The poll of 1,000 UK workers found that more than a third (38%) have felt isolated or lonely in the workplace, including 44% of Londoners.
More than a quarter (27%) of respondents said they do not feel a sense of belonging to their whole organisation, but do feel more connected and a greater sense of belonging to their division or department (50%) and to their immediate team (51%).
The issue seems to be more severe for younger workers, with 43% aged 18 to 24 claiming to have experienced loneliness at work compared with 37% of 35- to 49-year-olds.
The worst area was the east of England, where 46% of workers felt lonely. In the North West, however, just 27% of respondents reported this.
Isabel Collins, co-founder of Belonging Space, said that it's human nature to feel isolated in large impersonal groups. “Humans are a tribal species; it’s natural for people to feel a stronger sense of belonging in smaller more immediate groups,” she said. “It also comes from being creatures of habit. Belonging is connected to shared practice, shared purpose, with the people we see every day.

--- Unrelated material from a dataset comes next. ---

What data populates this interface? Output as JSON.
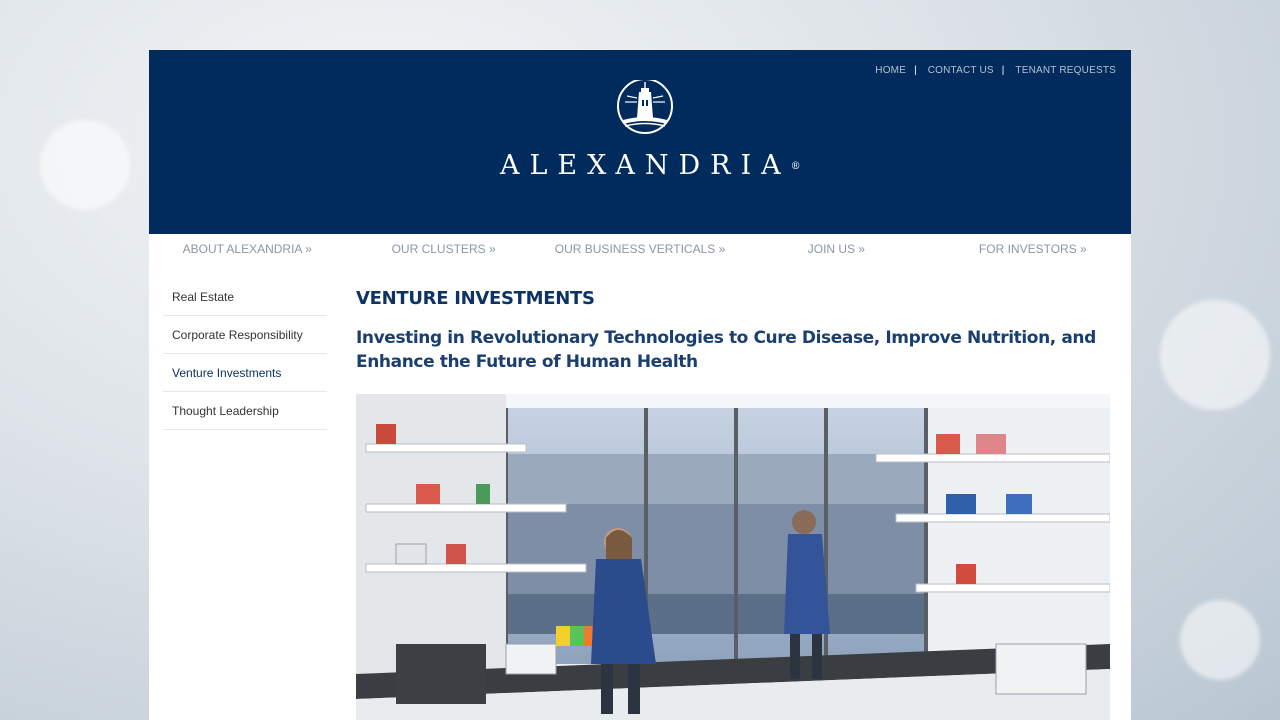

“Companies need to work harder at creating a sense of belonging throughout, so that people find it easier to connect – to solve problems and serve clients together. A clear line of sight from shared ethos connects people across team, division, region and the whole company.”
Speaking on a separate piece of research commissioned by his company, Eric Mosley, CEO of Globoforce, emphasised the need for humans to be treated as individuals in the workplace for them to thrive, and for their employers to retain them.
“To be successful organisations need to win the hearts and minds of employees,” he said. “A more human-centric approach, where employees are treated not as human capital but as people fosters greater humanity and creates more positive employee experiences.”
Globoforce's research, the SHRM/Globoforce Employee Recognition Survey, found that employee retention and turnover topped the list of workforce management challenges for the second year in a row.
It suggested that while in the past workers may have tolerated a less than satisfactory experience in return for job security, today’s workers have more confidence in exploring better opportunities elsewhere.